#### What the exercise asks
Hunt through the lines below for the string "star" and copy each one that has it.

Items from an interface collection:
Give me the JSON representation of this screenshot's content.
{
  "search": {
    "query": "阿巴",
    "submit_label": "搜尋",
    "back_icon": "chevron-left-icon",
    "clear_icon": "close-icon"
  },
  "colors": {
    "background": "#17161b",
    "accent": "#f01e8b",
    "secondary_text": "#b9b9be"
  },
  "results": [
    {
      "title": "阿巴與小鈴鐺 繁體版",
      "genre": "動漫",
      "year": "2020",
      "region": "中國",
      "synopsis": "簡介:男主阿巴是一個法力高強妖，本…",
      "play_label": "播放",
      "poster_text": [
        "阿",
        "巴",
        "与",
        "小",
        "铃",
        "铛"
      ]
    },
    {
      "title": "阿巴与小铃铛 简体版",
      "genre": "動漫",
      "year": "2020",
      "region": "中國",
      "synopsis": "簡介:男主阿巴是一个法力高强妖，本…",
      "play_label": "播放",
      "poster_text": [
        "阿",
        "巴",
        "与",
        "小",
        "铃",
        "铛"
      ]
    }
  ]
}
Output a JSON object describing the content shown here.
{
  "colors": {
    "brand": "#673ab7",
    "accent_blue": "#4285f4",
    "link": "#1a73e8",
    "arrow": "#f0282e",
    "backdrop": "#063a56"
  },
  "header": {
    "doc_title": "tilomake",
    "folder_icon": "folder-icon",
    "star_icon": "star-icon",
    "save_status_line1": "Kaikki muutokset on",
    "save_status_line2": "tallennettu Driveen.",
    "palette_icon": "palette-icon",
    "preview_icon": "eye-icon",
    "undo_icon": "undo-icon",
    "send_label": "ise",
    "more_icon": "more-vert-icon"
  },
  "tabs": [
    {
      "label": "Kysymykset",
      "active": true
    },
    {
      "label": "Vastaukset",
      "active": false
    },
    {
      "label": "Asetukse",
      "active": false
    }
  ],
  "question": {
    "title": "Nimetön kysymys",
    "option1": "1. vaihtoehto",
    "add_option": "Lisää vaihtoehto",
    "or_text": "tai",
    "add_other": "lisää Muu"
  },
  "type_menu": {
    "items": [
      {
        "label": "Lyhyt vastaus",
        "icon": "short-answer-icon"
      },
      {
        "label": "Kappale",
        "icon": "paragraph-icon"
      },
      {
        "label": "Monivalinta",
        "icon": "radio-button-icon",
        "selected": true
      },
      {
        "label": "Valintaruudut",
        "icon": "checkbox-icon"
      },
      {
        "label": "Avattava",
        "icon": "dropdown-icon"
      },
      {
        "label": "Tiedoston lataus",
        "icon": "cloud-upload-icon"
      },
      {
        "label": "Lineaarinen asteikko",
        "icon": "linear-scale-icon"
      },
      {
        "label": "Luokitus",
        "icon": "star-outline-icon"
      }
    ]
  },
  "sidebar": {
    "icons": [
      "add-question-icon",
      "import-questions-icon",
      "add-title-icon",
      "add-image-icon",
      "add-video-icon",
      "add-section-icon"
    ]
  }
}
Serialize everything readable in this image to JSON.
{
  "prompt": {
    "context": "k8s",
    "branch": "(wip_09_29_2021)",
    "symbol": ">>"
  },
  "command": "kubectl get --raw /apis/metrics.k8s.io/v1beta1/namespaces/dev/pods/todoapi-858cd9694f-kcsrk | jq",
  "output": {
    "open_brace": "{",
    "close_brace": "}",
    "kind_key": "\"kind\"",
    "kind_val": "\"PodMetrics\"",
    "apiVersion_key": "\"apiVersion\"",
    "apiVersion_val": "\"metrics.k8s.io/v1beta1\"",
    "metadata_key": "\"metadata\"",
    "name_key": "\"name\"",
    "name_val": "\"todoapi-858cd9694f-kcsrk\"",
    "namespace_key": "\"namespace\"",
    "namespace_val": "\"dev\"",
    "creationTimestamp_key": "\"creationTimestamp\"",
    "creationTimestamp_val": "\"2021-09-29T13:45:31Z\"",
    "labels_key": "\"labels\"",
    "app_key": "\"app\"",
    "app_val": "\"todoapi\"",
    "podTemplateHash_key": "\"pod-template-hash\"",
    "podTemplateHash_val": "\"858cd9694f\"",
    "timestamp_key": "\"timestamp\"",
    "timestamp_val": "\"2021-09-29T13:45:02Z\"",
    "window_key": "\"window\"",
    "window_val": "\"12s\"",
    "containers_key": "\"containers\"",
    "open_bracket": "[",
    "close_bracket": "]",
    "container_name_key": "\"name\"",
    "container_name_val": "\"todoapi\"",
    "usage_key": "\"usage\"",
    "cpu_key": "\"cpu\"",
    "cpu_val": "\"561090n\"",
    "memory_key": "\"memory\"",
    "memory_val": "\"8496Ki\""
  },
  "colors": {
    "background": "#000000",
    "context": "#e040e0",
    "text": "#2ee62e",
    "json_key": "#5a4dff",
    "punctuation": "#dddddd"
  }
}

#### Solution below
    "star_icon": "star-icon",
        "icon": "star-outline-icon"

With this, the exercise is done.